March 15, 2010
The Smart Grid, Smart Meters, And Green Broadband
By Michael D. Shaw
Promoters of the so-called Smart Grid like to remind us that our century-old power grid is the largest interconnected machine on Earth. It has become so much a part of our everyday existence that some commentators regard it as an ecosystem. As one brochure puts it, with a clever turn of phrase, “A smarter grid applies technologies, tools, and techniques available now to bring knowledge to power—knowledge capable of making the grid work far more efficiently.”
Given the vast scale of the grid, small improvements can bring significant benefits. It is noted that if the grid were merely five percent more efficient, the energy savings would equate to permanently eliminating the fuel and greenhouse gas emissions from 53 million cars. Likewise, if only one incandescent bulb were replaced in every American home with a compact fluorescent lamp, the country would conserve enough energy to light 3 million homes—not to mention producing a savings of more than $600 million each year.
Ideally, the Smart Grid would…
- Sense system overloads and re-route power to prevent or minimize potential outages, without human intervention
- Meet increased consumer demand without adding infrastructure
- Accept energy from virtually any fuel source including solar and wind
- Enable real-time communication between the consumer and utility, facilitating energy consumption based on individual preferences
The latter precept will be driven by smart meters, replacing the old analog type units, now installed at virtually every business and residence.
A good smart meter would…
- Provide real time output of power usage, including such power sources that might exist at the local installation—thus allowing remote meter reading
- Allow remote disconnect and service restoration
- Enable demand side management
- Be the gateway for various enhanced technologies, including broadband over power line
Deployment of smart meters began in earnest in 2000, with Italy now leading the way at over 27 million installations. Other countries are mostly in some form of a pilot deployment, with optimistic goals being set, and met in many cases.
In the US, however, the deployment process is much more difficult, given power industry regulation on a state-by-state basis, as well as questions being raised regarding privacy, efficacy, and even autocratic control of one’s life. Many people are uncomfortable with the notion of a power utility being able to pare down your power usage remotely, if they feel that you are using “too much.” This is far removed from rolling blackouts based on overall peak demand. And, perversely, the consumer would be paying extra for this feature.
While demand side management is controversial, few voices are heard complaining about broadband over power line (BPL). A goodly number of people in the US and other countries do not have reasonable access to true broadband Internet connectivity (defined as at least 1 megabit per second).
Clearly, BPL is green, since it is built completely on an existing infrastructure, with no cable runs or towers required. That being said, there are a number of technical challenges—derived from the fact that power lines are a noisy environment, with countless pops, clicks, and harmonics being produced. Additionally, the data transmission itself can interfere with amateur radio, aeronautical, military, and other communications.

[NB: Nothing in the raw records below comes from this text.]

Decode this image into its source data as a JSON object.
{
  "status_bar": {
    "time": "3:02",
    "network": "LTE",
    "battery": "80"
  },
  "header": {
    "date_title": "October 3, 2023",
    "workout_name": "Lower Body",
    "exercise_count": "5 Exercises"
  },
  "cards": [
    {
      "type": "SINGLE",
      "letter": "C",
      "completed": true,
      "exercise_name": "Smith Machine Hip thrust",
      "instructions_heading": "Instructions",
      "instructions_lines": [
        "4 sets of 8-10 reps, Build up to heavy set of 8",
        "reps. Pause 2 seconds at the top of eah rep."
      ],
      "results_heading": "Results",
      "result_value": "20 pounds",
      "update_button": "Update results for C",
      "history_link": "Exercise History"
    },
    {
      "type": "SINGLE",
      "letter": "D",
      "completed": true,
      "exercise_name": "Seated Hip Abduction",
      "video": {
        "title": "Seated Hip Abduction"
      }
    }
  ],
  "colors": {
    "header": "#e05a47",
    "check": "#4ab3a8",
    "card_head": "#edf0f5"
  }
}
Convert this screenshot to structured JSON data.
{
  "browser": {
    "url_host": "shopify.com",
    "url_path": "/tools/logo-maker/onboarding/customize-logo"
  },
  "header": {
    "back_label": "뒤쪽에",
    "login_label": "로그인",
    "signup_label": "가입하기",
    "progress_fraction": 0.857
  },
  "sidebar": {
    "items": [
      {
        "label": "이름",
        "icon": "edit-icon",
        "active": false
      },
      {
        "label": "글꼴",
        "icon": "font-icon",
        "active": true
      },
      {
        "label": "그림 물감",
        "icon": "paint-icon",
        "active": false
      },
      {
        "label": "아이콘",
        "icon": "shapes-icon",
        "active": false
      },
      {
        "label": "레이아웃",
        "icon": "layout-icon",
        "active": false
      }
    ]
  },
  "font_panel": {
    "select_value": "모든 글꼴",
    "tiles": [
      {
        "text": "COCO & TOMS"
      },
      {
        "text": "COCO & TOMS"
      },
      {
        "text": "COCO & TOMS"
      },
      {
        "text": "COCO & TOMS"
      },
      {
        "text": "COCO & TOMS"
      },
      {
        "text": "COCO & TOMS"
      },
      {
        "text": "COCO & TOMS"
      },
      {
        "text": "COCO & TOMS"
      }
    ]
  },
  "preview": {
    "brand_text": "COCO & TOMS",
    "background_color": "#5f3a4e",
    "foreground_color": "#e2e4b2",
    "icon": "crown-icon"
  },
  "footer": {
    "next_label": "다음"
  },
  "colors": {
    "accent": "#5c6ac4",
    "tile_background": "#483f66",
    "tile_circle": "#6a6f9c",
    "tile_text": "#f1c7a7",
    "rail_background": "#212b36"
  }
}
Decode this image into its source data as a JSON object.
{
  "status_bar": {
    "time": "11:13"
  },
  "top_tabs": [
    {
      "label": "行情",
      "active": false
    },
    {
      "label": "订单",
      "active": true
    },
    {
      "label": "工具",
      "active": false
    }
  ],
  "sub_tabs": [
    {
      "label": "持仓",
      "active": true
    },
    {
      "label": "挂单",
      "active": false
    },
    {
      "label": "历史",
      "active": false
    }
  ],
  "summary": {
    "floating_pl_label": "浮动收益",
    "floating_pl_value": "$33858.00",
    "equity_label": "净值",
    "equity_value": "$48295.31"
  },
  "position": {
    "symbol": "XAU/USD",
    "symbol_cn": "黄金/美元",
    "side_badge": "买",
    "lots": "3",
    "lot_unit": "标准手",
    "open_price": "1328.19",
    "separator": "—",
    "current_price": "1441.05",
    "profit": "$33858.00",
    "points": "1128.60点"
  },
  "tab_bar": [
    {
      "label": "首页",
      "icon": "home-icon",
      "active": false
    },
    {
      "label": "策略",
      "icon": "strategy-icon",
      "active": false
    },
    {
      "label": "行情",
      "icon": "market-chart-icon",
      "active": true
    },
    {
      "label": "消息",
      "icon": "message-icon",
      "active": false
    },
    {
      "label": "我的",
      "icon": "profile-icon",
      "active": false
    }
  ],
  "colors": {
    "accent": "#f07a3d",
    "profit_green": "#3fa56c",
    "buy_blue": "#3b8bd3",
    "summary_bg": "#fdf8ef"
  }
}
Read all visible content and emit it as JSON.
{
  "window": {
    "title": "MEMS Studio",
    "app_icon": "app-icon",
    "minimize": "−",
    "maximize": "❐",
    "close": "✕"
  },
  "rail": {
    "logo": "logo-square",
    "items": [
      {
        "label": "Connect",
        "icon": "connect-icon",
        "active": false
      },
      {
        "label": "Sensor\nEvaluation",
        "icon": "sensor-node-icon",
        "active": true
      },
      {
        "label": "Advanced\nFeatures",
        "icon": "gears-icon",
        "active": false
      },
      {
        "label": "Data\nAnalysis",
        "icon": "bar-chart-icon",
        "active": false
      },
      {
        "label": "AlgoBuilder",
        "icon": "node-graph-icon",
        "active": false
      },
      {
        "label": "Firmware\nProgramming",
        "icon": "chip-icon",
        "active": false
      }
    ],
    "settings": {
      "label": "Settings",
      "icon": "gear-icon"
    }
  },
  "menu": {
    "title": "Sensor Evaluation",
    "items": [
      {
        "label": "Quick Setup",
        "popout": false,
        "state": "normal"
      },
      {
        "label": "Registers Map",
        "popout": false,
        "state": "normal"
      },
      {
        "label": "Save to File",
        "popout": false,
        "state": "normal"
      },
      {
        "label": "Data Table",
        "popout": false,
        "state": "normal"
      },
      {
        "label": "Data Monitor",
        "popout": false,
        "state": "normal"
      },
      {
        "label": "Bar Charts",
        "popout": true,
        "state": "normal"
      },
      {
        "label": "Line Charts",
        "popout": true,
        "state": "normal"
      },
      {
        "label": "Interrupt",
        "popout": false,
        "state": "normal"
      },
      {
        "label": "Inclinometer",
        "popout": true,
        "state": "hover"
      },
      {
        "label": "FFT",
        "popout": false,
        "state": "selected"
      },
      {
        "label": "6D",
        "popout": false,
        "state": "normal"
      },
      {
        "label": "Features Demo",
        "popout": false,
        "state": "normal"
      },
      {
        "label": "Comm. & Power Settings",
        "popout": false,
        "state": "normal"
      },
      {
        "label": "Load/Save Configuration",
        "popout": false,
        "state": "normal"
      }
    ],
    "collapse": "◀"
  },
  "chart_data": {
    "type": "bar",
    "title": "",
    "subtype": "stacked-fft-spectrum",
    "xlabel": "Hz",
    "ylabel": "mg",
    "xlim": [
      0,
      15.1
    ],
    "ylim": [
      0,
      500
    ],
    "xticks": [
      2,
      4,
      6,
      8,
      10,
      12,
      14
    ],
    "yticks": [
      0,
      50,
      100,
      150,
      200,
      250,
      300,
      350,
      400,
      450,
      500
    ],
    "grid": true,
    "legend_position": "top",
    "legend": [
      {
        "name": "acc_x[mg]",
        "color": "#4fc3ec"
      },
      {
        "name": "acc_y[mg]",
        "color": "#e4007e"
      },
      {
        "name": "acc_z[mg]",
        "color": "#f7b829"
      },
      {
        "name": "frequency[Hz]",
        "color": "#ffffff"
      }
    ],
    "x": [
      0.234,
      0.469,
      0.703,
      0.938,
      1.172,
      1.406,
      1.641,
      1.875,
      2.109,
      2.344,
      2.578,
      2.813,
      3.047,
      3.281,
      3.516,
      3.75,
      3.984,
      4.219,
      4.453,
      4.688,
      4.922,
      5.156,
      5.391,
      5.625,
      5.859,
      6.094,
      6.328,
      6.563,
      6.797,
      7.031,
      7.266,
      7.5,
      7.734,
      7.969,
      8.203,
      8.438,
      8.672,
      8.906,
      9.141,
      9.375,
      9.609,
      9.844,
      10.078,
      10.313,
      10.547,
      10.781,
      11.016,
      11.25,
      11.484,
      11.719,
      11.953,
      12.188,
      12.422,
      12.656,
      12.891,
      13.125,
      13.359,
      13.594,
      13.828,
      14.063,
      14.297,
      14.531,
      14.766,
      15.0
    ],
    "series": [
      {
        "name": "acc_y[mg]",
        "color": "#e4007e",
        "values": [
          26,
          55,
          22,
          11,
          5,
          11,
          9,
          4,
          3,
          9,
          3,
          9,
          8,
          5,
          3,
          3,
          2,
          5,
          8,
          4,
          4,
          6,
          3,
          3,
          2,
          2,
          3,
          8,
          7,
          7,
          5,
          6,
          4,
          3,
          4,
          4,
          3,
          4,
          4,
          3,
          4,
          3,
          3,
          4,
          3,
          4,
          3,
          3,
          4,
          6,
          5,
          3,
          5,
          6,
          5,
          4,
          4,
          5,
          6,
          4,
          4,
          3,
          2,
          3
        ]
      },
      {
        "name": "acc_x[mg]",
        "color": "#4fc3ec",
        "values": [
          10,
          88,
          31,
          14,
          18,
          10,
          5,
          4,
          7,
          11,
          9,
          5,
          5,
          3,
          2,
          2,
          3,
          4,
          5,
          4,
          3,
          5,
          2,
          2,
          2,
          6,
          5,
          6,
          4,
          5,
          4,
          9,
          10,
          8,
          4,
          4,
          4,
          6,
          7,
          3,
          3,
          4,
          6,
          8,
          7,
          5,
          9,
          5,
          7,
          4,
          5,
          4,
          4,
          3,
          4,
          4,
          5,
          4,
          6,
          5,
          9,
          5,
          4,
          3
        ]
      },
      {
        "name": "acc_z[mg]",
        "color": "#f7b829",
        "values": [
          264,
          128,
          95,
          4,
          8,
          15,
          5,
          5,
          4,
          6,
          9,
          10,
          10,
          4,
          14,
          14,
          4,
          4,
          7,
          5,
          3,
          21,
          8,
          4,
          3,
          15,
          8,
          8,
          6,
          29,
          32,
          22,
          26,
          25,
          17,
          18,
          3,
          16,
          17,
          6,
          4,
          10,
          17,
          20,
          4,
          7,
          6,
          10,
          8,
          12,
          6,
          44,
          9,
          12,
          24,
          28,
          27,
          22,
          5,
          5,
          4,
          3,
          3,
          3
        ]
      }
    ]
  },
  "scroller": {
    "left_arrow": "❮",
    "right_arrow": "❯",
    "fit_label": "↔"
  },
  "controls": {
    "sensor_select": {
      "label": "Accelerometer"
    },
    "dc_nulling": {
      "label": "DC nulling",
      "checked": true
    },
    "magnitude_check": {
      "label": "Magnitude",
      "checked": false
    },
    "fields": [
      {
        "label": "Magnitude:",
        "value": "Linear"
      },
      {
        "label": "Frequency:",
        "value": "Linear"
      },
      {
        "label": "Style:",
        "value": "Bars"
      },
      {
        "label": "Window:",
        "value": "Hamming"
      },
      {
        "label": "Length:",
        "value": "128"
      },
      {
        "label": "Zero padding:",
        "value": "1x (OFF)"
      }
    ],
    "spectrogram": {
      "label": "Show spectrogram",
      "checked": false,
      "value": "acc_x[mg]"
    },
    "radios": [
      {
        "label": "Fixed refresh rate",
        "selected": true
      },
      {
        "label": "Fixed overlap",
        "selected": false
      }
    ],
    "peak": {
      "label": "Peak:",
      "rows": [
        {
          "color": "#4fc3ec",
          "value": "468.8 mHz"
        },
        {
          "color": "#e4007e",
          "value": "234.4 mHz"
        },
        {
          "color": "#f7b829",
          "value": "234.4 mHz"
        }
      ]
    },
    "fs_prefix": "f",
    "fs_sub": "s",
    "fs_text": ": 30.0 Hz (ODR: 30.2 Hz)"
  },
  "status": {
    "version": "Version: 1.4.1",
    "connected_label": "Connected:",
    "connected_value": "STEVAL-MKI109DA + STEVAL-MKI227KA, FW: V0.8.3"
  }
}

Fortunately, these problems have largely been addressed, with BPL pilot programs underway in many countries.
One innovative company in this space is Gridline Communications, boasting successful projects in Africa, Latin America, Texas, Arizona, and New Mexico. CEO Terry Dillon speaks of his company’s new intellectual property that will have “disruptive impact” (in a good way) on BPL. Dillon is no stranger to this sort of disruption, having been involved with voice mail pioneer Boston Technology from the very beginning.
Dillon notes that only about 20 percent of rural customers stateside have access to broadband, so partnering with the more than 900 rural electrical cooperatives in BPL is a natural fit. As it is, sending communications over power lines has been going on since the 1970s, and at one point, some power companies even tried their hands at being phone companies—with less than stellar results.
A much better model would have the utilities partnering with vendors such as Gridline, giving the power companies, as Dillon puts it, “incremental revenue with no cost.” Nice work if you can get it!
In fact, he sees the days coming when Internet service providers would not charge anything for connectivity per se. Rather, the revenue would come from content, web services, and applications (otherwise known as “the cloud”).
One thing’s for sure. Alexander Graham Bell, Thomas Edison, and even troubled genius and father of the power grid Nikola Tesla would be, uh, shocked at the merged horizons of power and communications.